PROBLEM DESCRIPTION - Please report every line in the material below where the word "iPhone" is found.

-------

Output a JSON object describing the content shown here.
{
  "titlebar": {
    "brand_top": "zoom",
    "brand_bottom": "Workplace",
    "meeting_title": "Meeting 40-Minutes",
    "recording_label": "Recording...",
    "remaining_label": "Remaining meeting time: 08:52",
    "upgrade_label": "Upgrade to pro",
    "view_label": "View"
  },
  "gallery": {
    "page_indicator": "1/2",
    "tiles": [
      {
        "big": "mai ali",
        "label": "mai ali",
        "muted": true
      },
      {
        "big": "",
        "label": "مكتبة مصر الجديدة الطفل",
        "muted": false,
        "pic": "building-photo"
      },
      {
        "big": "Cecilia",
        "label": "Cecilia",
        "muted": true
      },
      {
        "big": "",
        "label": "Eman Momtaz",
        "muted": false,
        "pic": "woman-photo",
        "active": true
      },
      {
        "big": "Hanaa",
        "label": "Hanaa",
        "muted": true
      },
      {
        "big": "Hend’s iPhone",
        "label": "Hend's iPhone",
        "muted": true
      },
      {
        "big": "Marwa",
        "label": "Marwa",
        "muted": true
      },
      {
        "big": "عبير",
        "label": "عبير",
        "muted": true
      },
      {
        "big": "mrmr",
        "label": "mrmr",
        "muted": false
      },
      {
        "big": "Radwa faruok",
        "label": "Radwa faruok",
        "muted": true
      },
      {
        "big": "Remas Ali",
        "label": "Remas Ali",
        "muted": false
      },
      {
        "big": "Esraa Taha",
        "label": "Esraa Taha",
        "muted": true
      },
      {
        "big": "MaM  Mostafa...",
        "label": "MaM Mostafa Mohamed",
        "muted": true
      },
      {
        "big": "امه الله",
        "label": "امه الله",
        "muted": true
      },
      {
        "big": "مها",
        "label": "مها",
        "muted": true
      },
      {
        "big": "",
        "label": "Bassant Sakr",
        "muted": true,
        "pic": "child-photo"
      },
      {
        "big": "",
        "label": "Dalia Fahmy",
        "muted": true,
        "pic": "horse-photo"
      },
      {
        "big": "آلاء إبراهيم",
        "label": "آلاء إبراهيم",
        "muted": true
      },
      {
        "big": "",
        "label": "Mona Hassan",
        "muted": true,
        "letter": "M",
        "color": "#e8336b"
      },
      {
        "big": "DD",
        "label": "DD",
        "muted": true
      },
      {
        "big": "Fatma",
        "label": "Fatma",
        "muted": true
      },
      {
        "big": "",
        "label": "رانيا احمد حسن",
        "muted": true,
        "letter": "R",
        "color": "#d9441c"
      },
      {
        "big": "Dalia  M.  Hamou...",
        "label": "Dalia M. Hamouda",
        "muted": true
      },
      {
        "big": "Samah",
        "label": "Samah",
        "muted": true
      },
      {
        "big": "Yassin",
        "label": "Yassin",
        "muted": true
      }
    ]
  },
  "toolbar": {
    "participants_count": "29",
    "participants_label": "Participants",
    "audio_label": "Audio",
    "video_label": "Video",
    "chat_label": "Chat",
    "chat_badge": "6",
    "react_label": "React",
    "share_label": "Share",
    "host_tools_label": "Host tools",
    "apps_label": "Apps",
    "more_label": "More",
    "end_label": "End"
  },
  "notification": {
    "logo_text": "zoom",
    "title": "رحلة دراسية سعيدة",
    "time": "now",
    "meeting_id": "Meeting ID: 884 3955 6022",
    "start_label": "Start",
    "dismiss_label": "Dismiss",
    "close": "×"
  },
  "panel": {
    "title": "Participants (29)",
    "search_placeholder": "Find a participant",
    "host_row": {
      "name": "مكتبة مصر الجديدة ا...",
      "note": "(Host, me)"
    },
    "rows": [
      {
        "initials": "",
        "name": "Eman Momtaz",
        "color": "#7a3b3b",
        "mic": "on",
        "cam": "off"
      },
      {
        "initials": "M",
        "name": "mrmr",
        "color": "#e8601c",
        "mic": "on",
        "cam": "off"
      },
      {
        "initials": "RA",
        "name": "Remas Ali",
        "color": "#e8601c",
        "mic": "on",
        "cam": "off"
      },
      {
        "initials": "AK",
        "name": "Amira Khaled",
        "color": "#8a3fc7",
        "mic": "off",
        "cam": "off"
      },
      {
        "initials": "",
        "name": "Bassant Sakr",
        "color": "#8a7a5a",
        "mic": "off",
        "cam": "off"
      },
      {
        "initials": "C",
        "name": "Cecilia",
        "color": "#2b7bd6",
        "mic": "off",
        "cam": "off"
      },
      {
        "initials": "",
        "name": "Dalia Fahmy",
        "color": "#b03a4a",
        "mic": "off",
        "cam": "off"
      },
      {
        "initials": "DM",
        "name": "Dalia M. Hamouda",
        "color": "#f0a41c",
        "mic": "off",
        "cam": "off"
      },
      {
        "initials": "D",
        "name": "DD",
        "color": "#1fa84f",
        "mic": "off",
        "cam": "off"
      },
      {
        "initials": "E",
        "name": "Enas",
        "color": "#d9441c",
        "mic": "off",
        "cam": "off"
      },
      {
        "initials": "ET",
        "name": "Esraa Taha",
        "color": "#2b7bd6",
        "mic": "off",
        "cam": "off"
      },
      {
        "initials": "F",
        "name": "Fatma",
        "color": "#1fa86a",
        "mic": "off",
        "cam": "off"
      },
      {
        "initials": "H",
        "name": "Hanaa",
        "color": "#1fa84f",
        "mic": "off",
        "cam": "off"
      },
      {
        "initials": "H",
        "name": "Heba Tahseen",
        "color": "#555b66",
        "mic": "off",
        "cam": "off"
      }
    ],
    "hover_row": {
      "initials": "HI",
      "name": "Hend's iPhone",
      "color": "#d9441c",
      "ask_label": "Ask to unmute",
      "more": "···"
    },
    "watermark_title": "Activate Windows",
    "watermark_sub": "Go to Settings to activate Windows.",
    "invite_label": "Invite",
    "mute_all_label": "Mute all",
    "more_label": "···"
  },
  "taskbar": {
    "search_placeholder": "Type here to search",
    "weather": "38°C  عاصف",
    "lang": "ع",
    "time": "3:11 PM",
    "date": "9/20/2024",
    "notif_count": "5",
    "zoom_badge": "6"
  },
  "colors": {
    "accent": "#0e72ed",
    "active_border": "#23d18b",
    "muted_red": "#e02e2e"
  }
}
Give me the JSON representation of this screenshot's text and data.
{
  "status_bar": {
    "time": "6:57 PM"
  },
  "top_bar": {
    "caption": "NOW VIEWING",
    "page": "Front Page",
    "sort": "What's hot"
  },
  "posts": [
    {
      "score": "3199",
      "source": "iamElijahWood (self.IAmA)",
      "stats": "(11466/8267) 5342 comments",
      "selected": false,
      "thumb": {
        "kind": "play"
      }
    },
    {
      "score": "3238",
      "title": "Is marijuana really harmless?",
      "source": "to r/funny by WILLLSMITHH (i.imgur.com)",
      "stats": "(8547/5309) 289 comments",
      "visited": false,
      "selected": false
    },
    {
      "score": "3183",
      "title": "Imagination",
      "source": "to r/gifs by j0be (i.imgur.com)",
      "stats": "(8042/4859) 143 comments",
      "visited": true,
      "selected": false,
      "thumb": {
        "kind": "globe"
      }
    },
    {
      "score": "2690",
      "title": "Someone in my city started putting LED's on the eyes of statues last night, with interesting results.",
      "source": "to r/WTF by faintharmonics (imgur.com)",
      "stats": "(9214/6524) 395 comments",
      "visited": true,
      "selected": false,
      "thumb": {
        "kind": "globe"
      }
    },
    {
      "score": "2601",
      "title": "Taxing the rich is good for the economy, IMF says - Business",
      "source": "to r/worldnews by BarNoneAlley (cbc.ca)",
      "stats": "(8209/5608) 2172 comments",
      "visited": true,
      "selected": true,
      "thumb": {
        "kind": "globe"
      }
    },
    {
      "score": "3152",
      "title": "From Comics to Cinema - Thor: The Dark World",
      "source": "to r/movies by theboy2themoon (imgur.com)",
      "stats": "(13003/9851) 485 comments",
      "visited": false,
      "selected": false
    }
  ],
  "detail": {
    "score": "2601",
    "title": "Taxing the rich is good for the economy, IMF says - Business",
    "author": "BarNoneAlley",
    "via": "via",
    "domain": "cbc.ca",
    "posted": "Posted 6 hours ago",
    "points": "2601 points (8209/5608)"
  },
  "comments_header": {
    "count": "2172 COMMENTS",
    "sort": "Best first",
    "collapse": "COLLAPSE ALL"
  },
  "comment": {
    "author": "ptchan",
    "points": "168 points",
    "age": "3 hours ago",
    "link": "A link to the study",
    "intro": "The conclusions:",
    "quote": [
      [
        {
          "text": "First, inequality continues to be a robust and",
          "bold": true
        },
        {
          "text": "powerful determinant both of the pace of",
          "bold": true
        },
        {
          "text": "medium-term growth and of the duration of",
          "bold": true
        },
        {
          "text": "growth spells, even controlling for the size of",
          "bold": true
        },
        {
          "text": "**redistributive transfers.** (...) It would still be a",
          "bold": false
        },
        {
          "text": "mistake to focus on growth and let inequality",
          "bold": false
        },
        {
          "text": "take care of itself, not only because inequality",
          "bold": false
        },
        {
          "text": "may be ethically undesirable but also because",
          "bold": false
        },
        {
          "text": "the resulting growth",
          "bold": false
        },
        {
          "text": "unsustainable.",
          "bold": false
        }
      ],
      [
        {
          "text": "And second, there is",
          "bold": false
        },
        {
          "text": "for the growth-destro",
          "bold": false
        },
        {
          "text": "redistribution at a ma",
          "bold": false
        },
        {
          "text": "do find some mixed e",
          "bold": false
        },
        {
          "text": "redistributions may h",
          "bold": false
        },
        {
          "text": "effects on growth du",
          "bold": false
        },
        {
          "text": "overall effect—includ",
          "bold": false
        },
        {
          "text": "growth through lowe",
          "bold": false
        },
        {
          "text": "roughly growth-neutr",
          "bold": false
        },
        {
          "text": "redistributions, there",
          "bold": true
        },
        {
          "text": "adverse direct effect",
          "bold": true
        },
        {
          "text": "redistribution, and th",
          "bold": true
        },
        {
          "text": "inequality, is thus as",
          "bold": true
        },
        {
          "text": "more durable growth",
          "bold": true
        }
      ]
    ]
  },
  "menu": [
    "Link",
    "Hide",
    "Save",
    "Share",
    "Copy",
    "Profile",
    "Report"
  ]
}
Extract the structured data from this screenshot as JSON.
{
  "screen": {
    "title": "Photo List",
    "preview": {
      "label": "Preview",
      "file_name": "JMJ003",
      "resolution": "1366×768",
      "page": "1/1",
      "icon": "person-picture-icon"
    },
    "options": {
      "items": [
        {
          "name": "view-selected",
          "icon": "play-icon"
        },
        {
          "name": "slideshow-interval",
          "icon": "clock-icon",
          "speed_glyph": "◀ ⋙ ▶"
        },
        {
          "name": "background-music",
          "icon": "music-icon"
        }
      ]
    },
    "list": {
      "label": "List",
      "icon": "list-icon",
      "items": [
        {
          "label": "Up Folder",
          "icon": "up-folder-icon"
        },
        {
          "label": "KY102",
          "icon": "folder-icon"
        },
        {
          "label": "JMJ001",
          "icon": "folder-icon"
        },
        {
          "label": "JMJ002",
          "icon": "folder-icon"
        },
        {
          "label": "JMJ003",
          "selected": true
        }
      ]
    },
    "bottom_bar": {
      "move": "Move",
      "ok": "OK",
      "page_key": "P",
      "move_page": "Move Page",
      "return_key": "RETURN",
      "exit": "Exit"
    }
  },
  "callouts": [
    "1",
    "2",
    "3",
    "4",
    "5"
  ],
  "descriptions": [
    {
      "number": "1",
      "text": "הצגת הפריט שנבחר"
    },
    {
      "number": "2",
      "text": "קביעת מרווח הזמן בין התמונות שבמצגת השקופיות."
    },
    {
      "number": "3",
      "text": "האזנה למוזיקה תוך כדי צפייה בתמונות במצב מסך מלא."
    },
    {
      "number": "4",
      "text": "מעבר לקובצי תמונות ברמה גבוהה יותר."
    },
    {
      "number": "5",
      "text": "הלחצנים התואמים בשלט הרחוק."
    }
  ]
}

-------

YOUR SOLUTION -
        "big": "Hend’s iPhone",
        "label": "Hend's iPhone",
      "name": "Hend's iPhone",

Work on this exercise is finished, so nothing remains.